• What is the car’s age?
• What is the state of the item?
• What are your plans for it?
• How do you want to store your belongings?
As a driver, you must have the following qualifications:
• Years of experience and age
• Driving history
• The utilization of a second vehicle
Even if you discover the perfect provider to deal with, finding the right insurance plan might be difficult. The agreed value, restoration, and parts are all important factors to consider when buying a classic Corvette. Many insurance providers may give you a discount if you have a classic car. While you’re out shopping, see if any of the following rebates apply:
• Having more than one vehicle
• Course on safe driving
• Storage for the winter
• Anti-theft gadgets
• Less distance traveled
• Increased deductible
The correct insurance policy will safeguard your prized sports automobile and secure your investment.
RESTORING AN OLD CORVETTE
Depending on the scope of your project, the state of the car, and the sort of restoration, you can restore an old Corvette, whether it’s a C1 original, a newer C5, or any model in between.
You may perform the entire restoration project on your own if you have all of the necessary abilities. If not, you can enroll in various classes to learn the ins and outs. Learning to rebuild a C2 Corvette, for example, may require you to weld or work with metal. When you don’t have the necessary know-how for certain stages, you can also turn to the specialists for assistance.
Before you begin restoring your classic to its former splendor, you need thoroughly inspect the Corvette.

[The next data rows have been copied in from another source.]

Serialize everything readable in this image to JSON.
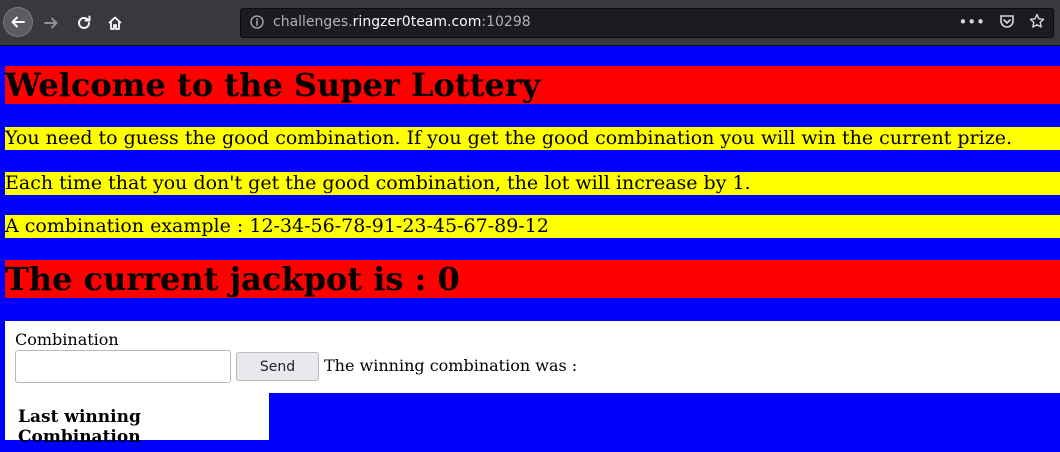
{
  "browser": {
    "url_prefix": "challenges.",
    "url_host": "ringzer0team.com",
    "url_port": ":10298"
  },
  "page": {
    "title": "Welcome to the Super Lottery",
    "line1": "You need to guess the good combination. If you get the good combination you will win the current prize.",
    "line2": "Each time that you don't get the good combination, the lot will increase by 1.",
    "line3": "A combination example : 12-34-56-78-91-23-45-67-89-12",
    "jackpot": "The current jackpot is : 0"
  },
  "form": {
    "label": "Combination",
    "input_value": "",
    "send_label": "Send",
    "winning_text": "The winning combination was :"
  },
  "last_winning": {
    "heading": "Last winning Combination"
  },
  "colors": {
    "background": "#0000ff",
    "heading_band": "#ff0000",
    "text_band": "#ffff00"
  }
}
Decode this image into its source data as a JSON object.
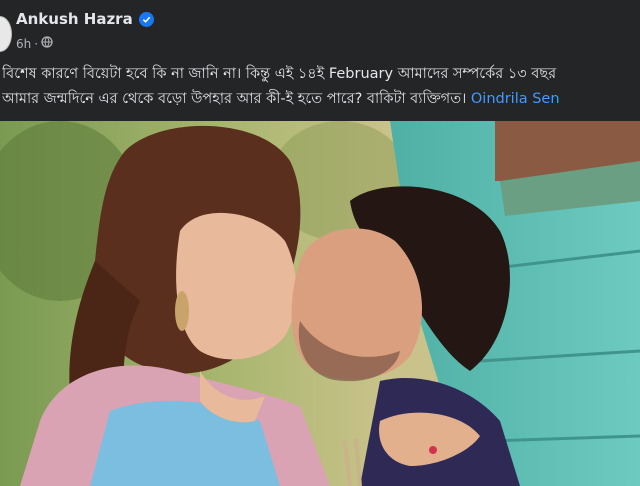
{
  "post": {
    "author": "Ankush Hazra",
    "time": "6h",
    "dot": "·",
    "text_line1": "বিশেষ কারণে বিয়েটা হবে কি না জানি না। কিন্তু এই ১৪ই February আমাদের সম্পর্কের ১৩ বছর",
    "text_line2": "আমার জন্মদিনে এর থেকে বড়ো উপহার আর কী-ই হতে পারে? বাকিটা ব্যক্তিগত।",
    "mention": "Oindrila Sen"
  },
  "icons": {
    "verified": "verified-badge-icon",
    "audience": "globe-icon"
  },
  "colors": {
    "background": "#242526",
    "link": "#4599ff",
    "verified": "#1877f2",
    "wall": "#5bbfb3"
  }
}
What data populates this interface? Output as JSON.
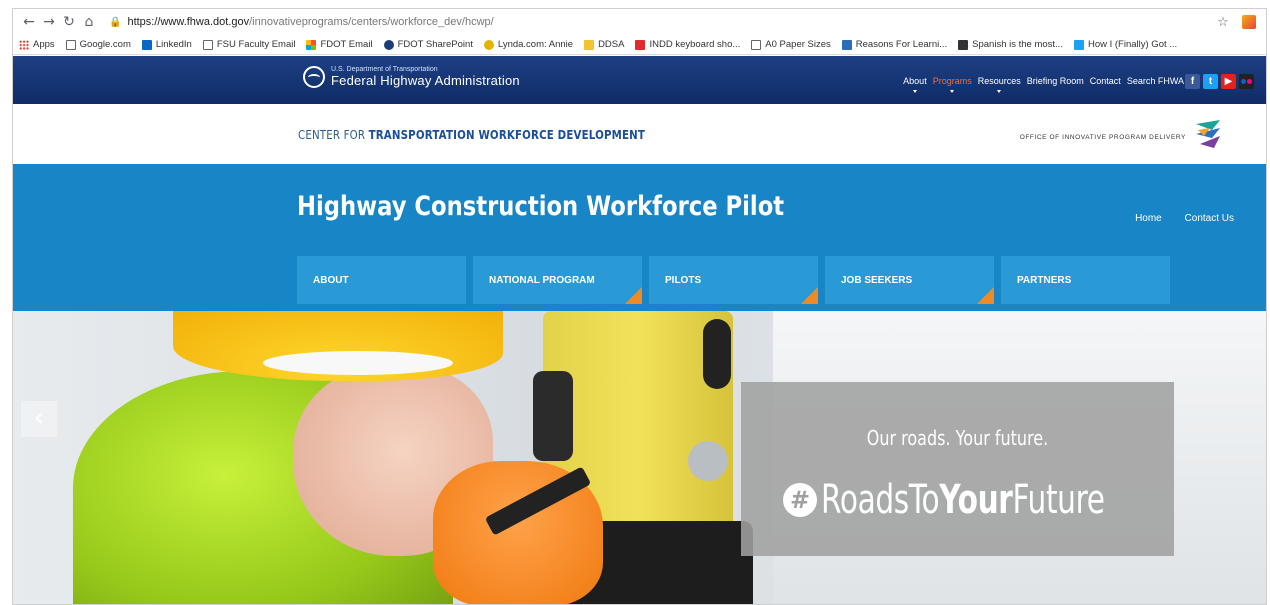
{
  "browser": {
    "url_host": "https://www.fhwa.dot.gov",
    "url_path": "/innovativeprograms/centers/workforce_dev/hcwp/",
    "bookmarks": [
      "Apps",
      "Google.com",
      "LinkedIn",
      "FSU Faculty Email",
      "FDOT Email",
      "FDOT SharePoint",
      "Lynda.com: Annie",
      "DDSA",
      "INDD keyboard sho...",
      "A0 Paper Sizes",
      "Reasons For Learni...",
      "Spanish is the most...",
      "How I (Finally) Got ..."
    ]
  },
  "fhwa": {
    "dept": "U.S. Department of Transportation",
    "agency": "Federal Highway Administration",
    "nav": [
      "About",
      "Programs",
      "Resources",
      "Briefing Room",
      "Contact",
      "Search FHWA"
    ]
  },
  "center": {
    "prefix": "CENTER FOR ",
    "bold": "TRANSPORTATION WORKFORCE DEVELOPMENT",
    "office": "OFFICE OF INNOVATIVE PROGRAM DELIVERY"
  },
  "pilot": {
    "title": "Highway Construction Workforce Pilot",
    "links": [
      "Home",
      "Contact Us"
    ],
    "menu": [
      "ABOUT",
      "NATIONAL PROGRAM",
      "PILOTS",
      "JOB SEEKERS",
      "PARTNERS"
    ]
  },
  "hero": {
    "tagline": "Our roads. Your future.",
    "hash_symbol": "#",
    "hash_part1": "RoadsTo",
    "hash_part2": "Your",
    "hash_part3": "Future"
  },
  "colors": {
    "fhwa_blue": "#0f2c66",
    "pilot_blue": "#1885c6",
    "menu_blue": "#2a9ad6",
    "accent_orange": "#f08a24"
  }
}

Some sports vehicles may appear to be stunning on the outside, but they will inevitably require maintenance. Examine the engine, fenders, tires, interior, suspension, paint, and all other parts.

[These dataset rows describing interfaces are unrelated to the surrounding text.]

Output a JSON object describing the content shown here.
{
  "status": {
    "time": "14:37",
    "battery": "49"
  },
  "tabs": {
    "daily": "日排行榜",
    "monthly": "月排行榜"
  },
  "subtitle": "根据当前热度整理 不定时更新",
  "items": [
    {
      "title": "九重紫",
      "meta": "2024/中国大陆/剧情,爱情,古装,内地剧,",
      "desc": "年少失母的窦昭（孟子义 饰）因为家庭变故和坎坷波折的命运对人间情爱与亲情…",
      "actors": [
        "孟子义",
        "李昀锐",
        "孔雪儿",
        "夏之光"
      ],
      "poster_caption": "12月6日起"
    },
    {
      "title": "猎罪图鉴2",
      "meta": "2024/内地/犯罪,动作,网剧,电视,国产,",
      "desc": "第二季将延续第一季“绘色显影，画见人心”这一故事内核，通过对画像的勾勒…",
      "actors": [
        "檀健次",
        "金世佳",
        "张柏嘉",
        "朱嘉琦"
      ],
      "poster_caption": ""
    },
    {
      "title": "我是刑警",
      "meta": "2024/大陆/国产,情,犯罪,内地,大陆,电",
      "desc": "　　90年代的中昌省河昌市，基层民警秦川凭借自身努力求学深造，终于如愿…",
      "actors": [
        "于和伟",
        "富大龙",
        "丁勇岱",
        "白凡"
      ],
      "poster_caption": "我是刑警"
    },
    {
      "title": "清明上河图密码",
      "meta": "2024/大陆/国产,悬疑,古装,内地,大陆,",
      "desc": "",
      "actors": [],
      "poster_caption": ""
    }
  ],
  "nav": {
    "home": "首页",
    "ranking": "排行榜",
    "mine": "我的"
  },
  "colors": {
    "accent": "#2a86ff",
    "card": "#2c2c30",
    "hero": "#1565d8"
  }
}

Determine whether the Corvette is equipped with original or aftermarket parts, or a combination of both. Check the VIN to make sure it matches the vehicle you have. Then, figure out which parts need the greatest care.
Rusted bodywork and chipped paint are two frequent issues with vintage vehicles. While restoring a sports car’s body is the most time-consuming, you should go right in. One of the most important tasks in any DIY project is restoring and repairing the body panels.
If you want to learn how to restore a C3 Corvette or another historic car, follow these seven steps:
1. Take apart your Corvette.
2. Examine and fix the frame.
3. Rebuild the entire drive train, including the engine, transmission, and rear differential.
4. Rebuild the front and back suspensions.
5. Remove the paint and make any necessary repairs to the body.
6. Refurbish the inside.
7. Finish the painting.
It may take months to years to restore your old Corvette, but it is always worthwhile in the end.
Old Guy’s Corvette Advice